Once it reached Hollywood, auteurism was always at least partly a brand. And while its stock has been diluted over the years (e.g. ‘From the Executive Producers of MACHETE and TRUE GRIT’), the brand has never quite lost its essential value. Which is what makes the case of Steven Soderbergh so interesting. Director, writer, producer, cinematographer, occasional composer and actor: he has all the characteristics of the classic auteur but seemingly none of the desire to be one. His films are diligent, expert and well-paced, composed in a fluid mixture of styles but without an indelible personal signature. He goes at crowd-pleasing thrillers (Out of Sight, Ocean’s Eleven), geopolitical thinkpieces (Traffic, Ché) and speculative science fiction (Solaris, Contagion) with the same cool regard and sober attention to detail. No type of film seems to excite him more than any other, and no pattern emerges as to what he’s likely to do next. In other words, his versatility tends to that of the old school. His newest film, Haywire, manages the unhappy feat of proving that versatility once again while ending up more of the same.
Written or perhaps just dictated down a phone by Lem Dobbs (Soderbergh’s screenwriter on The Limey), Haywire is a murky tale of black ops supersoldiers tearing around the globe beating the shit out of each other. Front and centre is Mallory Kane (former American Gladiator Gina Carano), a particularly in-demand shit-beater whose presence on a mission is worth extra money to her boss Kenneth (Ewan McGregor). We see Mallory in Barcelona doing her shit-beating thing while freeing a hostage. She is really, really good at it. But is the hostage who he appears to be? And is Mallory’s presence on the mission just a matter of her supreme competence and the money it makes for her boss? Of course not: there’s still about eighty minutes of the film to go!
Haywire’s plot, explained in Scooby Doo fashion at the end of the film, makes barely a lick of sense even after explication. Mallory’s gradual discovery that she’s the patsy in an international game of legitimised terrorism is also accomplished Scooby Doo-style: people are always leaving suspicious things in her line of sight – phones, incriminating emails, dead bodies. Early on in the film, Mallory announces that she “doesn’t like loose ends”, a statement that rather rebounds on the plot as Mallory ignores one loose end after another to go frowning onwards into another dodgy situation.
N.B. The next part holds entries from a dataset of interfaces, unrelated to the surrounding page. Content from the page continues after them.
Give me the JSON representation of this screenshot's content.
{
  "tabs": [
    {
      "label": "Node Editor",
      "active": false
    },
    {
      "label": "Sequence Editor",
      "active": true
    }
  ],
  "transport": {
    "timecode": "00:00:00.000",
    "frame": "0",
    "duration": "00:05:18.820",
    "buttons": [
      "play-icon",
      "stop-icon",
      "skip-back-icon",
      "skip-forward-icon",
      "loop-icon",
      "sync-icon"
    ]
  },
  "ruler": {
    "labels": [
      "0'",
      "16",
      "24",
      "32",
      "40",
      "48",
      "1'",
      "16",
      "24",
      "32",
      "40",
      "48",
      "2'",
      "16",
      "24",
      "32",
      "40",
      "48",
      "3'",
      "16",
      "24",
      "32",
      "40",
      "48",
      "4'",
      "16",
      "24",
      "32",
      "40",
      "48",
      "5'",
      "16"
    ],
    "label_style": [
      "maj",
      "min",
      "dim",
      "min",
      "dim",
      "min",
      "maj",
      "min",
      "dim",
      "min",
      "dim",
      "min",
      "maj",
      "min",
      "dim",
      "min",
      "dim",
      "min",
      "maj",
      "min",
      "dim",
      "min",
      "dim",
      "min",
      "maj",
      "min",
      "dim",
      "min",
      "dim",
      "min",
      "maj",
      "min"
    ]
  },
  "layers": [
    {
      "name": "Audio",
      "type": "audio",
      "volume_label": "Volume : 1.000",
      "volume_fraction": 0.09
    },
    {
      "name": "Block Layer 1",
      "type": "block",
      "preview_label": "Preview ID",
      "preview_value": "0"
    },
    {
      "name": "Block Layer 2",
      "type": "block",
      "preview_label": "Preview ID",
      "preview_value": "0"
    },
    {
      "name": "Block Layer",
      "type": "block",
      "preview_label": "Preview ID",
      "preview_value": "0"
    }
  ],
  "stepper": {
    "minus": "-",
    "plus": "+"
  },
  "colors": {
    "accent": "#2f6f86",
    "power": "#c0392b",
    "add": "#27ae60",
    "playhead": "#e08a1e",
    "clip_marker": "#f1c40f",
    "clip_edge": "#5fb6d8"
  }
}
About that frown: Gina Carano is not an actor, but her frown does at least help give the film a consistent tone. The rest of the cast seem unsure how to respond to it. Antonio Banderas still seems to be in Puss In Boots: 3D, Ewan McGregor looks preoccupied by doing another one of his “accents”, while Michael Douglas comes across as just happy to be alive. Man-of-the-moment Michael Fassbender has a long cameo in the film’s best sequence, a frantic double-crossing chase through Dublin, during which he suggests that he may not be man-of-the-moment for much longer. The problem with Fassbender, put plainly, is that he cannot stop acting: even when Gina Carano’s thighs are wrapped round his neck, strangling him to death.
The liveliest parts of Haywire are the flights and fights. Filmed in long takes and with little but natural sound, they look like they really hurt, and are the one aspect of the film where you understand Soderbergh’s interest in the project and why he chose Carano to front it. Nothing quite beats the unsophisticated thrill of seeing top-class stunt-actors doing dangerous things as-live and seemingly without a safety net.
Is it too much to expect, though, that a film called Haywire might dare to go a little haywire? With a plot as flimsy as this, and a cast stocked with so many differently charismatic actors, it might have been nice if Haywire had a greater sense of play. As The Informant! and the first Ocean’s film proved, Soderbergh is not immune to gags and whimsy, but genuine playfulness seems outside his remit. But it’s precisely when directing nonsense like this that you need the auteur’s touch: the mischievous sense that the first person to enjoy the film was the person who made it. After all, nobody remembers North By Northwest for the plot.